→ INFORMATION PROVIDED:

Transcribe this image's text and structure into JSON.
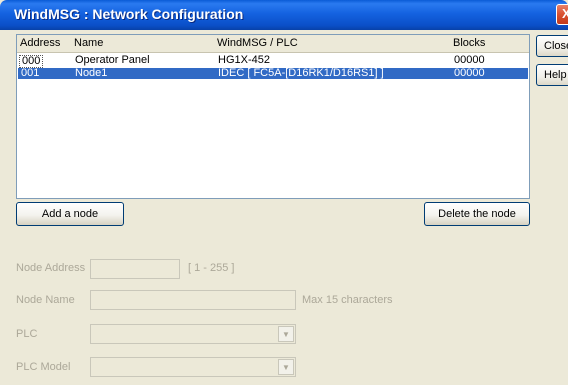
{
  "window": {
    "title": "WindMSG : Network Configuration",
    "close_glyph": "X"
  },
  "list": {
    "columns": [
      "Address",
      "Name",
      "WindMSG / PLC",
      "Blocks"
    ],
    "rows": [
      {
        "address": "000",
        "name": "Operator Panel",
        "plc": "HG1X-452",
        "blocks": "00000"
      },
      {
        "address": "001",
        "name": "Node1",
        "plc": "IDEC  [ FC5A-[D16RK1/D16RS1] ]",
        "blocks": "00000"
      }
    ],
    "selected_row": 1
  },
  "side_buttons": {
    "close": "Close",
    "help": "Help"
  },
  "buttons": {
    "add": "Add a node",
    "delete": "Delete the node"
  },
  "form": {
    "node_address_label": "Node Address",
    "node_address_hint": "[ 1 - 255 ]",
    "node_name_label": "Node Name",
    "node_name_hint": "Max 15 characters",
    "plc_label": "PLC",
    "plc_model_label": "PLC Model",
    "combo_arrow": "▼"
  }
}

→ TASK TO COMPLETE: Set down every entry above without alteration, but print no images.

→ EXERCISE RESPONSE:
Transcribe this image's text and structure into JSON.
{
  "window": {
    "title": "WindMSG : Network Configuration",
    "close_glyph": "X"
  },
  "list": {
    "columns": [
      "Address",
      "Name",
      "WindMSG / PLC",
      "Blocks"
    ],
    "rows": [
      {
        "address": "000",
        "name": "Operator Panel",
        "plc": "HG1X-452",
        "blocks": "00000"
      },
      {
        "address": "001",
        "name": "Node1",
        "plc": "IDEC  [ FC5A-[D16RK1/D16RS1] ]",
        "blocks": "00000"
      }
    ],
    "selected_row": 1
  },
  "side_buttons": {
    "close": "Close",
    "help": "Help"
  },
  "buttons": {
    "add": "Add a node",
    "delete": "Delete the node"
  },
  "form": {
    "node_address_label": "Node Address",
    "node_address_hint": "[ 1 - 255 ]",
    "node_name_label": "Node Name",
    "node_name_hint": "Max 15 characters",
    "plc_label": "PLC",
    "plc_model_label": "PLC Model",
    "combo_arrow": "▼"
  }
}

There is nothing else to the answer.